The role of ultrasound in breast care has expanded considerably over the past 30 years. While in its infancy, it was used mainly to distinguish cystic from solid masses, it has evolved to be an essential component of state-of-the-art breast care for the breast surgeon. Currently, it is essential for work-up of breast symptoms or mammographic abnormalities, and is the preferred modality for image-guided procedures. Breast ultrasound is unique from ultrasound of other areas in the body in that it requires correlation of ultrasound findings with mammogram and physical examination. Major advantages of ultrasound over other breast imaging modalities include lack of exposure to ionizing radiation as well as patient comfort.
The American College of Radiology defines several indications for breast ultrasound (Table 5-1). Ultrasound is the modality of choice for work-up of a palpable mass in a woman less than age 30, due to density of the breast on mammography. Breast tissue becomes less dense and more fatty as a woman ages. Adipose or fatty tissue is visualized well on mammography, so mammographic screening is most effective in older women with fatty breasts. In younger patients with dense breasts, mammography is much less sensitive, since dense breast tissue appears opaque and less radiolucent, making it more difficult to identify masses or asymmetric densities that can be signs of malignancy. When performing breast ultrasound, density is not a factor that affects the sensitivity. In addition, it is the preferred test for a palpable mass in a pregnant woman. Ultrasound can also be used to evaluate findings seen on mammography. For mammographic abnormalities including a mass, developing focal asymmetric density, or area of architectural distortion, sonography can further characterize the area and guide biopsy.1 Breast masses detected on self-examination or clinical examination in women over age 30, focal breast thickening, breast pain, or nipple discharge should first be evaluated mammographically.

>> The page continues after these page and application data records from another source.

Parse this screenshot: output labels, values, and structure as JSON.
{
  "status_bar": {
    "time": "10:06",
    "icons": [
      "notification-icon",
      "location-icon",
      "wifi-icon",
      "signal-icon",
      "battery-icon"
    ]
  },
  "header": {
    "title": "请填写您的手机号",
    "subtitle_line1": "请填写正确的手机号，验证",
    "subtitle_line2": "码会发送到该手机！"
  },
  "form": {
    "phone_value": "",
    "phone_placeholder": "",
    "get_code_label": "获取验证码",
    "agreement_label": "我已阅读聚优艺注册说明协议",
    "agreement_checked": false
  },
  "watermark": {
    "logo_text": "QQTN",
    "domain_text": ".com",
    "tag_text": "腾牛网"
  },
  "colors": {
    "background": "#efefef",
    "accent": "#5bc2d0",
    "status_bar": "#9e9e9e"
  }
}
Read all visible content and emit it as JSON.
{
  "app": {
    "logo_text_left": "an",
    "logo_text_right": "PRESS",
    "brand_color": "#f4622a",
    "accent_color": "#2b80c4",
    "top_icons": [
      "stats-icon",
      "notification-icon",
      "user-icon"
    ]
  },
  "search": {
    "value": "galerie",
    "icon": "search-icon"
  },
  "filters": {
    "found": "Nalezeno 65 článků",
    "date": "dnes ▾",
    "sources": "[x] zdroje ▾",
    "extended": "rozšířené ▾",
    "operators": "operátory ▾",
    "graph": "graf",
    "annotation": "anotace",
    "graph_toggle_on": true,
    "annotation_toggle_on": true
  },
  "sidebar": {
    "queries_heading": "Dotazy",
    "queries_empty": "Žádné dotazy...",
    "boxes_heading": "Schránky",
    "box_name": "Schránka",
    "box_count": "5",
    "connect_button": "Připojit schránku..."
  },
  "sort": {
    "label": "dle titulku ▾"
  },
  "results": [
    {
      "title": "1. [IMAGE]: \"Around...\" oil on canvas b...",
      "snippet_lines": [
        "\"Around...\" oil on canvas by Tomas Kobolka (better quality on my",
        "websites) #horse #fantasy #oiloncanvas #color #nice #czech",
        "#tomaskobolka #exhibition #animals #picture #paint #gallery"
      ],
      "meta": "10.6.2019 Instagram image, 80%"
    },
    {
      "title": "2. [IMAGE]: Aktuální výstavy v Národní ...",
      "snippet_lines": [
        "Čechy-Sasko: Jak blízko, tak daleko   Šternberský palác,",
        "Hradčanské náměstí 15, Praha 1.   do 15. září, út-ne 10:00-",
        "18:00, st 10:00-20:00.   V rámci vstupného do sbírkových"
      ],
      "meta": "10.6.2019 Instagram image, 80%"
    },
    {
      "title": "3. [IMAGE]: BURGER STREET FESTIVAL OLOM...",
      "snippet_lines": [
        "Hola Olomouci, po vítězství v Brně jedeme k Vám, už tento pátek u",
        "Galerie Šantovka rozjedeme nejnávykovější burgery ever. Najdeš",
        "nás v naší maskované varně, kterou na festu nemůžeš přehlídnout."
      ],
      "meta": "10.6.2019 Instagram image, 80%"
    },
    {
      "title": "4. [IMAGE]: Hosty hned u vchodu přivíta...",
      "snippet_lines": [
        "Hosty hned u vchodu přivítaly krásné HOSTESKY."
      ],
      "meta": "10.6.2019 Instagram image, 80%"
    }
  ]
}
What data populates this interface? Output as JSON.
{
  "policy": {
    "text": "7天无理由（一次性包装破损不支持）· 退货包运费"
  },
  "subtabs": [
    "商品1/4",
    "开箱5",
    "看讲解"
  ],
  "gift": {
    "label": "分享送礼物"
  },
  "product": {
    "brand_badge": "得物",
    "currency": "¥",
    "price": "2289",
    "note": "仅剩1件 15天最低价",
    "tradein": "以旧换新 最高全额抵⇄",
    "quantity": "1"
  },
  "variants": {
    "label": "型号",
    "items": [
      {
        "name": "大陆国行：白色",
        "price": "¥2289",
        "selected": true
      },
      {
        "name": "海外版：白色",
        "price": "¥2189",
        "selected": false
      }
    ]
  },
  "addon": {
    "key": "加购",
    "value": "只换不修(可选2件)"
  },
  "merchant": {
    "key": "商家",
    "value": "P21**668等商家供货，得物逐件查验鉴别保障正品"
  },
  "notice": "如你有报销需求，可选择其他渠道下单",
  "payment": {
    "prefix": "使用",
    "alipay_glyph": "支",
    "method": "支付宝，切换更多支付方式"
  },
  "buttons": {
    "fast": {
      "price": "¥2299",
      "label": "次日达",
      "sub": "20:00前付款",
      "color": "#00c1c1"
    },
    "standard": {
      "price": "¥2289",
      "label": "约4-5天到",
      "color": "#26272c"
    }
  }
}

A negative mammogram should be followed with ultrasound for a symptomatic area or region of clinical concern.2 For any lesion of concern, image-guided biopsy is the standard of care for diagnosis as opposed to surgical excisional biopsy (if technically feasible).3
Table 5-1 Indications for Breast Ultrasound ||Download (.pdf)
Table 5-1 Indications for Breast Ultrasound
|Evaluation of a palpable mass or other signs/symptoms in the breast|
|Evaluation of abnormalities on other imaging studies (such as mammography or MRI)|
|Initial imaging of a palpable mass in women under 30 (who are not at high risk for breast cancer) and in lactating/pregnant women|
|Evaluation of problems with breast implants|
|Evaluation of lesions suspicious for malignancy (microcalcifications or architectural distortion) in the setting of dense fibroglandular tissue|
|Guidance of breast biopsy or interventional procedure|
|Treatment planning for radiation therapy|
|Screening for occult cancer as a supplement to mammography in certain populations of women who are not candidates for MRI|
|Identification and biopsy of abnormal axillary lymph nodes|
Breast ultrasound can be ...